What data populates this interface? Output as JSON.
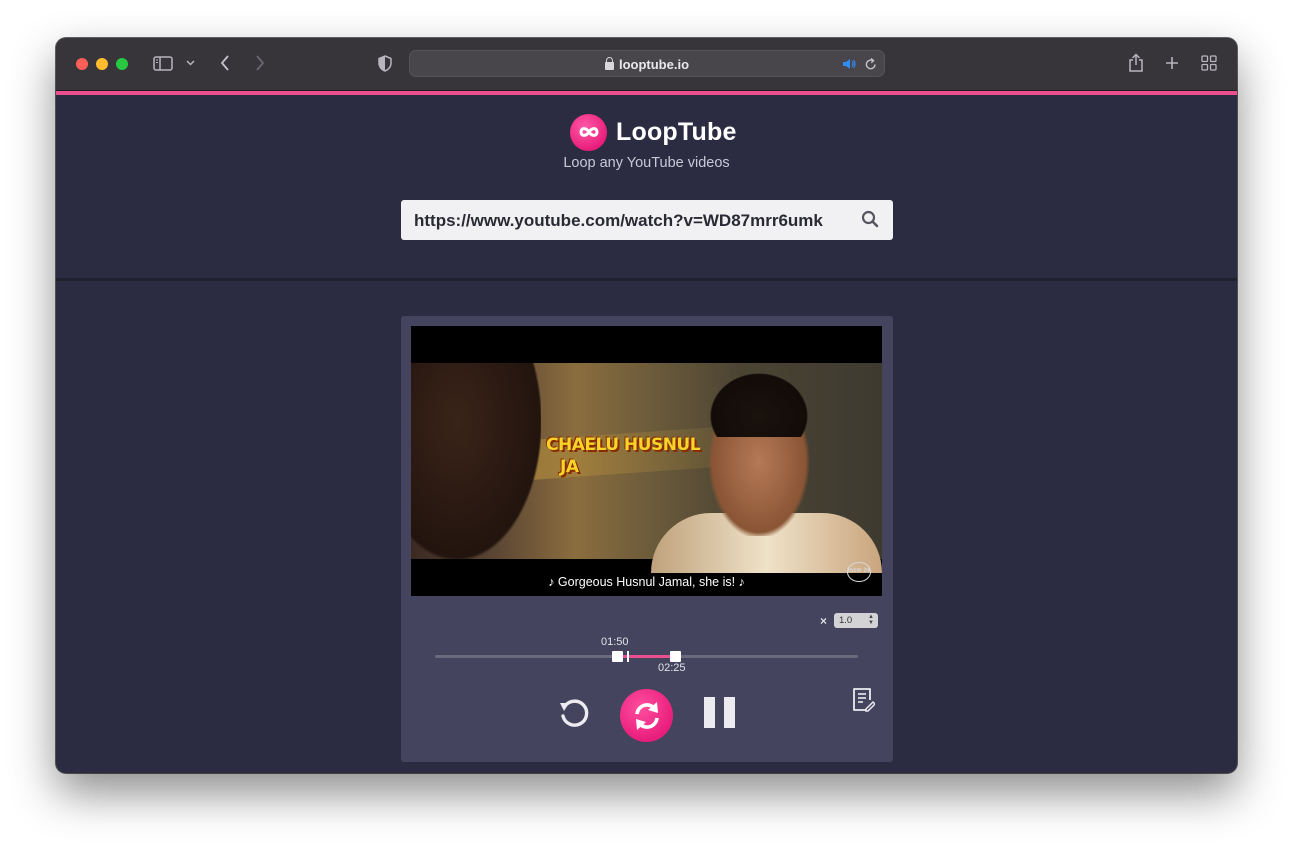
{
  "browser": {
    "url_display": "looptube.io",
    "audio_icon": "speaker-icon",
    "reload_icon": "reload-icon"
  },
  "app": {
    "brand": "LoopTube",
    "tagline": "Loop any YouTube videos",
    "search": {
      "value": "https://www.youtube.com/watch?v=WD87mrr6umk"
    }
  },
  "player": {
    "video_overlay_title_line1": "CHAELU HUSNUL",
    "video_overlay_title_line2": "JA",
    "subtitle": "♪ Gorgeous Husnul Jamal, she is! ♪",
    "watermark": "mzm 24",
    "speed_prefix": "×",
    "speed_value": "1.0",
    "loop_start": "01:50",
    "loop_end": "02:25",
    "loop_start_fraction": 0.43,
    "loop_end_fraction": 0.567,
    "playhead_fraction": 0.457
  },
  "colors": {
    "accent": "#ec4e8e",
    "background": "#2b2b42",
    "card": "#44445e"
  }
}
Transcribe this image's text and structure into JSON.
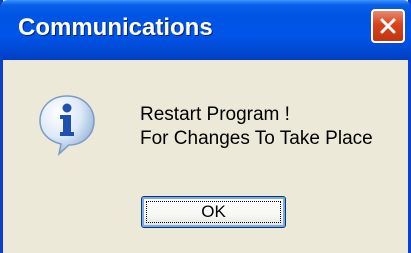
{
  "dialog": {
    "title": "Communications",
    "message_lines": [
      "Restart Program !",
      "For Changes To Take Place"
    ],
    "ok_label": "OK",
    "icons": {
      "info": "info-icon",
      "close": "close-icon"
    },
    "colors": {
      "title_bar": "#0054e3",
      "frame": "#0a3fd0",
      "body": "#ece9d8",
      "close_button": "#d8431c"
    }
  }
}
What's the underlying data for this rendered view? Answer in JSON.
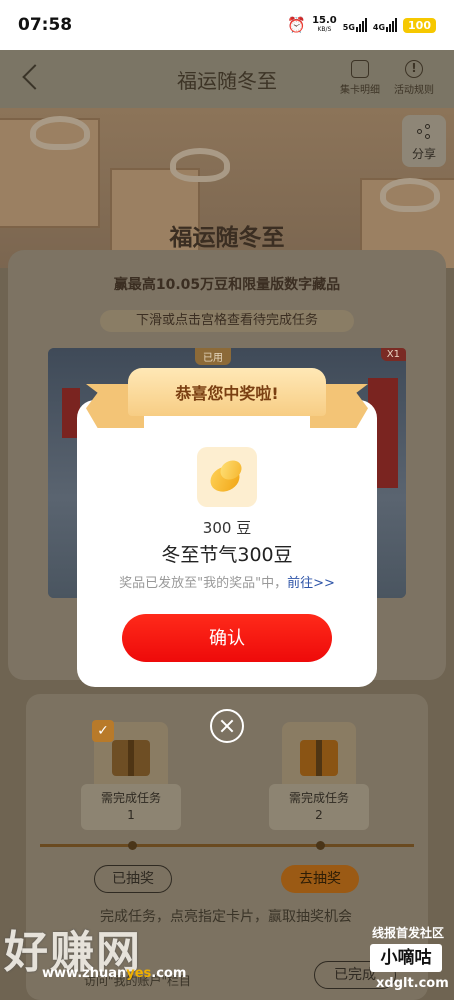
{
  "status_bar": {
    "time": "07:58",
    "speed_value": "15.0",
    "speed_unit": "KB/S",
    "network_1": "5G",
    "network_2": "4G",
    "battery": "100"
  },
  "header": {
    "title": "福运随冬至",
    "card_detail_label": "集卡明细",
    "rules_label": "活动规则"
  },
  "page": {
    "share_label": "分享",
    "main_title": "福运随冬至",
    "subtitle": "赢最高10.05万豆和限量版数字藏品",
    "hint": "下滑或点击宫格查看待完成任务",
    "card_used_tag": "已用",
    "card_count_tag": "X1"
  },
  "tasks": {
    "task_1_label": "需完成任务",
    "task_1_num": "1",
    "task_2_label": "需完成任务",
    "task_2_num": "2",
    "drawn_label": "已抽奖",
    "go_draw_label": "去抽奖",
    "description": "完成任务，点亮指定卡片，赢取抽奖机会",
    "visit_text": "访问\"我的账户\"栏目",
    "done_label": "已完成"
  },
  "modal": {
    "ribbon_title": "恭喜您中奖啦!",
    "prize_amount": "300 豆",
    "prize_name": "冬至节气300豆",
    "note_text": "奖品已发放至\"我的奖品\"中，",
    "note_link": "前往>>",
    "confirm_label": "确认"
  },
  "watermark": {
    "left_brand": "好赚网",
    "left_url_a": "www.zhuan",
    "left_url_b": "yes",
    "left_url_c": ".com",
    "right_top": "线报首发社区",
    "right_box": "小嘀咕",
    "right_url": "xdglt.com"
  },
  "colors": {
    "accent_red": "#ee0a0a",
    "ribbon_gold": "#f7cd84",
    "link_blue": "#2f55a8"
  }
}
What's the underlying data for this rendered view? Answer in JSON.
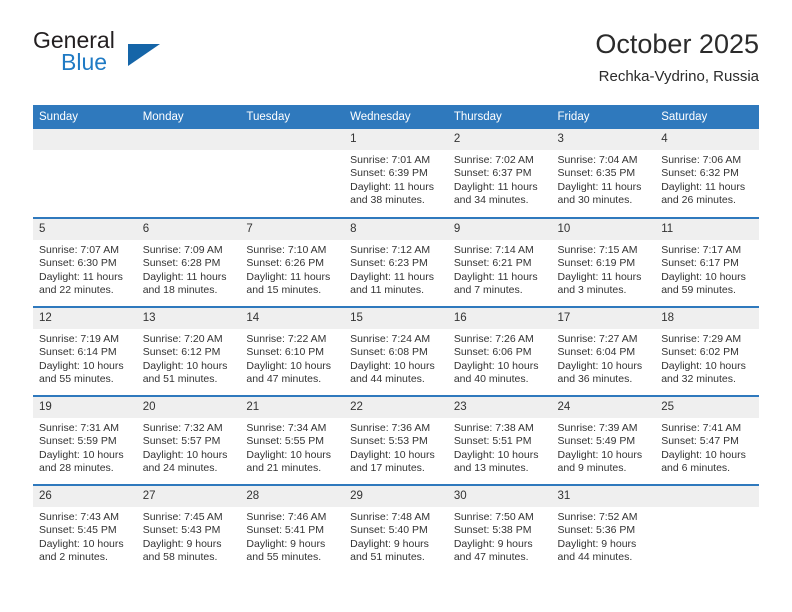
{
  "brand": {
    "name_top": "General",
    "name_bottom": "Blue",
    "triangle_icon": "triangle-icon",
    "color_dark": "#231f20",
    "color_blue": "#1f7ac4"
  },
  "header": {
    "title": "October 2025",
    "location": "Rechka-Vydrino, Russia"
  },
  "theme": {
    "header_blue": "#2f79bd",
    "row_divider": "#2f79bd",
    "daynum_band": "#efefef",
    "text": "#333333"
  },
  "calendar": {
    "weekdays": [
      "Sunday",
      "Monday",
      "Tuesday",
      "Wednesday",
      "Thursday",
      "Friday",
      "Saturday"
    ],
    "labels": {
      "sunrise": "Sunrise:",
      "sunset": "Sunset:",
      "daylight": "Daylight:"
    },
    "weeks": [
      [
        {
          "day": "",
          "empty": true
        },
        {
          "day": "",
          "empty": true
        },
        {
          "day": "",
          "empty": true
        },
        {
          "day": "1",
          "sunrise": "Sunrise: 7:01 AM",
          "sunset": "Sunset: 6:39 PM",
          "daylight1": "Daylight: 11 hours",
          "daylight2": "and 38 minutes."
        },
        {
          "day": "2",
          "sunrise": "Sunrise: 7:02 AM",
          "sunset": "Sunset: 6:37 PM",
          "daylight1": "Daylight: 11 hours",
          "daylight2": "and 34 minutes."
        },
        {
          "day": "3",
          "sunrise": "Sunrise: 7:04 AM",
          "sunset": "Sunset: 6:35 PM",
          "daylight1": "Daylight: 11 hours",
          "daylight2": "and 30 minutes."
        },
        {
          "day": "4",
          "sunrise": "Sunrise: 7:06 AM",
          "sunset": "Sunset: 6:32 PM",
          "daylight1": "Daylight: 11 hours",
          "daylight2": "and 26 minutes."
        }
      ],
      [
        {
          "day": "5",
          "sunrise": "Sunrise: 7:07 AM",
          "sunset": "Sunset: 6:30 PM",
          "daylight1": "Daylight: 11 hours",
          "daylight2": "and 22 minutes."
        },
        {
          "day": "6",
          "sunrise": "Sunrise: 7:09 AM",
          "sunset": "Sunset: 6:28 PM",
          "daylight1": "Daylight: 11 hours",
          "daylight2": "and 18 minutes."
        },
        {
          "day": "7",
          "sunrise": "Sunrise: 7:10 AM",
          "sunset": "Sunset: 6:26 PM",
          "daylight1": "Daylight: 11 hours",
          "daylight2": "and 15 minutes."
        },
        {
          "day": "8",
          "sunrise": "Sunrise: 7:12 AM",
          "sunset": "Sunset: 6:23 PM",
          "daylight1": "Daylight: 11 hours",
          "daylight2": "and 11 minutes."
        },
        {
          "day": "9",
          "sunrise": "Sunrise: 7:14 AM",
          "sunset": "Sunset: 6:21 PM",
          "daylight1": "Daylight: 11 hours",
          "daylight2": "and 7 minutes."
        },
        {
          "day": "10",
          "sunrise": "Sunrise: 7:15 AM",
          "sunset": "Sunset: 6:19 PM",
          "daylight1": "Daylight: 11 hours",
          "daylight2": "and 3 minutes."
        },
        {
          "day": "11",
          "sunrise": "Sunrise: 7:17 AM",
          "sunset": "Sunset: 6:17 PM",
          "daylight1": "Daylight: 10 hours",
          "daylight2": "and 59 minutes."
        }
      ],
      [
        {
          "day": "12",
          "sunrise": "Sunrise: 7:19 AM",
          "sunset": "Sunset: 6:14 PM",
          "daylight1": "Daylight: 10 hours",
          "daylight2": "and 55 minutes."
        },
        {
          "day": "13",
          "sunrise": "Sunrise: 7:20 AM",
          "sunset": "Sunset: 6:12 PM",
          "daylight1": "Daylight: 10 hours",
          "daylight2": "and 51 minutes."
        },
        {
          "day": "14",
          "sunrise": "Sunrise: 7:22 AM",
          "sunset": "Sunset: 6:10 PM",
          "daylight1": "Daylight: 10 hours",
          "daylight2": "and 47 minutes."
        },
        {
          "day": "15",
          "sunrise": "Sunrise: 7:24 AM",
          "sunset": "Sunset: 6:08 PM",
          "daylight1": "Daylight: 10 hours",
          "daylight2": "and 44 minutes."
        },
        {
          "day": "16",
          "sunrise": "Sunrise: 7:26 AM",
          "sunset": "Sunset: 6:06 PM",
          "daylight1": "Daylight: 10 hours",
          "daylight2": "and 40 minutes."
        },
        {
          "day": "17",
          "sunrise": "Sunrise: 7:27 AM",
          "sunset": "Sunset: 6:04 PM",
          "daylight1": "Daylight: 10 hours",
          "daylight2": "and 36 minutes."
        },
        {
          "day": "18",
          "sunrise": "Sunrise: 7:29 AM",
          "sunset": "Sunset: 6:02 PM",
          "daylight1": "Daylight: 10 hours",
          "daylight2": "and 32 minutes."
        }
      ],
      [
        {
          "day": "19",
          "sunrise": "Sunrise: 7:31 AM",
          "sunset": "Sunset: 5:59 PM",
          "daylight1": "Daylight: 10 hours",
          "daylight2": "and 28 minutes."
        },
        {
          "day": "20",
          "sunrise": "Sunrise: 7:32 AM",
          "sunset": "Sunset: 5:57 PM",
          "daylight1": "Daylight: 10 hours",
          "daylight2": "and 24 minutes."
        },
        {
          "day": "21",
          "sunrise": "Sunrise: 7:34 AM",
          "sunset": "Sunset: 5:55 PM",
          "daylight1": "Daylight: 10 hours",
          "daylight2": "and 21 minutes."
        },
        {
          "day": "22",
          "sunrise": "Sunrise: 7:36 AM",
          "sunset": "Sunset: 5:53 PM",
          "daylight1": "Daylight: 10 hours",
          "daylight2": "and 17 minutes."
        },
        {
          "day": "23",
          "sunrise": "Sunrise: 7:38 AM",
          "sunset": "Sunset: 5:51 PM",
          "daylight1": "Daylight: 10 hours",
          "daylight2": "and 13 minutes."
        },
        {
          "day": "24",
          "sunrise": "Sunrise: 7:39 AM",
          "sunset": "Sunset: 5:49 PM",
          "daylight1": "Daylight: 10 hours",
          "daylight2": "and 9 minutes."
        },
        {
          "day": "25",
          "sunrise": "Sunrise: 7:41 AM",
          "sunset": "Sunset: 5:47 PM",
          "daylight1": "Daylight: 10 hours",
          "daylight2": "and 6 minutes."
        }
      ],
      [
        {
          "day": "26",
          "sunrise": "Sunrise: 7:43 AM",
          "sunset": "Sunset: 5:45 PM",
          "daylight1": "Daylight: 10 hours",
          "daylight2": "and 2 minutes."
        },
        {
          "day": "27",
          "sunrise": "Sunrise: 7:45 AM",
          "sunset": "Sunset: 5:43 PM",
          "daylight1": "Daylight: 9 hours",
          "daylight2": "and 58 minutes."
        },
        {
          "day": "28",
          "sunrise": "Sunrise: 7:46 AM",
          "sunset": "Sunset: 5:41 PM",
          "daylight1": "Daylight: 9 hours",
          "daylight2": "and 55 minutes."
        },
        {
          "day": "29",
          "sunrise": "Sunrise: 7:48 AM",
          "sunset": "Sunset: 5:40 PM",
          "daylight1": "Daylight: 9 hours",
          "daylight2": "and 51 minutes."
        },
        {
          "day": "30",
          "sunrise": "Sunrise: 7:50 AM",
          "sunset": "Sunset: 5:38 PM",
          "daylight1": "Daylight: 9 hours",
          "daylight2": "and 47 minutes."
        },
        {
          "day": "31",
          "sunrise": "Sunrise: 7:52 AM",
          "sunset": "Sunset: 5:36 PM",
          "daylight1": "Daylight: 9 hours",
          "daylight2": "and 44 minutes."
        },
        {
          "day": "",
          "empty": true
        }
      ]
    ]
  }
}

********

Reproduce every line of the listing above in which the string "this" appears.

Answer to the exercise.
What data populates this interface? Output as JSON.
Transcribe this image's text and structure into JSON.
What's the underlying data for this rendered view? Answer in JSON.
What's the underlying data for this rendered view? Answer in JSON.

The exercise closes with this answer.